In addition to this, Scranton also shows the similarities of the symbols of the Dogons and ancient Egyptian hieroglyphs to those of modern science pertaining to the big bang, atomic and quantum structure, and string theory!  Inferring that the ancients had far deeper insight and knowledge than we had heretofore realized!!  He has written two books wherein he analyzes his findings: The Science of the Dogon: Decoding the African Mystery and Sacred Symbols of the Dogon: The Key to Advanced Science in the Ancient Egyptian Hieroglyphs.  In them he displays similarities of illustrations from Stephen Hawking’s A Brief History of Time and Brian Green’s The Elegant Universe to those in Griuale and Dieterlen’s books, Conversations with Ogotemmêli and The Pale Fox.

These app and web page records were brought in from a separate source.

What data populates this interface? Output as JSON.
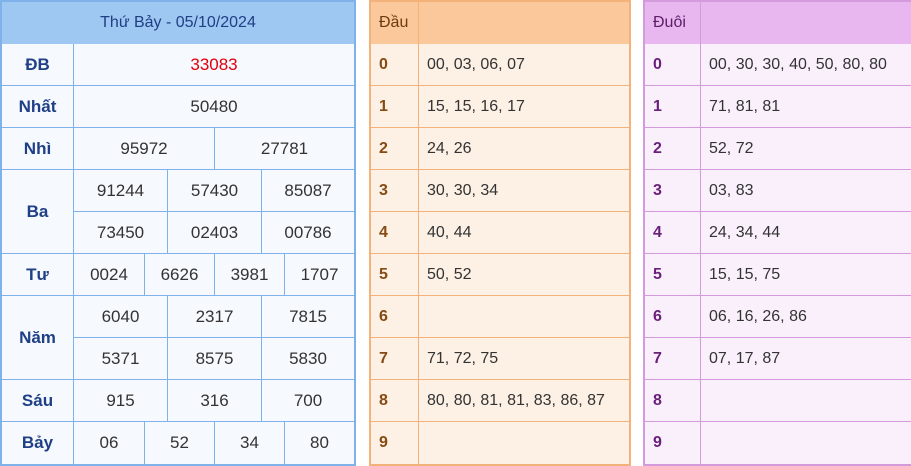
{
  "results": {
    "title": "Thứ Bảy - 05/10/2024",
    "prizes": [
      {
        "label": "ĐB",
        "values": [
          "33083"
        ]
      },
      {
        "label": "Nhất",
        "values": [
          "50480"
        ]
      },
      {
        "label": "Nhì",
        "values": [
          "95972",
          "27781"
        ]
      },
      {
        "label": "Ba",
        "values": [
          "91244",
          "57430",
          "85087",
          "73450",
          "02403",
          "00786"
        ]
      },
      {
        "label": "Tư",
        "values": [
          "0024",
          "6626",
          "3981",
          "1707"
        ]
      },
      {
        "label": "Năm",
        "values": [
          "6040",
          "2317",
          "7815",
          "5371",
          "8575",
          "5830"
        ]
      },
      {
        "label": "Sáu",
        "values": [
          "915",
          "316",
          "700"
        ]
      },
      {
        "label": "Bảy",
        "values": [
          "06",
          "52",
          "34",
          "80"
        ]
      }
    ]
  },
  "dau": {
    "header": "Đầu",
    "rows": [
      {
        "digit": "0",
        "values": "00, 03, 06, 07"
      },
      {
        "digit": "1",
        "values": "15, 15, 16, 17"
      },
      {
        "digit": "2",
        "values": "24, 26"
      },
      {
        "digit": "3",
        "values": "30, 30, 34"
      },
      {
        "digit": "4",
        "values": "40, 44"
      },
      {
        "digit": "5",
        "values": "50, 52"
      },
      {
        "digit": "6",
        "values": ""
      },
      {
        "digit": "7",
        "values": "71, 72, 75"
      },
      {
        "digit": "8",
        "values": "80, 80, 81, 81, 83, 86, 87"
      },
      {
        "digit": "9",
        "values": ""
      }
    ]
  },
  "duoi": {
    "header": "Đuôi",
    "rows": [
      {
        "digit": "0",
        "values": "00, 30, 30, 40, 50, 80, 80"
      },
      {
        "digit": "1",
        "values": "71, 81, 81"
      },
      {
        "digit": "2",
        "values": "52, 72"
      },
      {
        "digit": "3",
        "values": "03, 83"
      },
      {
        "digit": "4",
        "values": "24, 34, 44"
      },
      {
        "digit": "5",
        "values": "15, 15, 75"
      },
      {
        "digit": "6",
        "values": "06, 16, 26, 86"
      },
      {
        "digit": "7",
        "values": "07, 17, 87"
      },
      {
        "digit": "8",
        "values": ""
      },
      {
        "digit": "9",
        "values": ""
      }
    ]
  }
}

As phenomenal as the reach of the Dogons across the African continent is, it is also worth noting their reach across the Atlantic.  In 2002 Charles A. Cerima published a book, Benjamin Banneker: Surveyor, Astronomer, Publisher, Patriot.  In it he discusses how a Dogon prince became the grandfather of Benjamin Banneker.  Banneka, as he called himself (Banne being his given name and Ka his family name4), was very adept at predicting the weather and prevailing winds such that he could advise when and how to plant crops.


Of Benjamin Banneker Cerima writes:  “… in the late 1700s, Benjamin Banneker reportedly said that Sirius was both his favorite star and his lucky star, and called it a double star many years before professional scientists of the advanced world confirmed that fact.”5  For more information on Banneker’s Dogon ancestry see: “The Dogon Ancestors.”




1Adams, Hunter, III: “African Science,” The Journal of African Civilizations (November, 1979) p. 6.

2 Scranton, Laird: The Science of the Dogon: Deciding the African Mystery, Inner Traditions, 2002, p.10.

3 Scranton, p.82.

4 Cerami, Charles A.: Benjamin Banneker: Surveyor, Astronomer, Publisher, Patriot, Wiley, 2002, p.5.

5 Cerami, p.218.



Adams, Hunter, III: “African Science,” The Journal of African Civilizations

          (November, 1979) p. 6.

Cerami, Charles A.: Benjamin Banneker: Surveyor, Astronomer, Publisher,

            Patriot, Wiley, 2002.

Griuale, Marcel; Conversations with Ogotemmêli, Oxford, 1965.

Griaule, Marcel & Germaine Dieterlen: The Pale Fox, Continental       

Foundation, 1986.

Scranton, Laird: The Science of the Dogon: Decoding the African Mystery,

                           Inner Traditions, 2002.

Sacred Symbols of the Dogon: The Key to Advanced science in the      Ancient Egyptian Hieroglyphs, Inner Traditions, 2007.

Temple, Robert K.G,: The Sirius Mystery, VT: Destiny Books, 1987.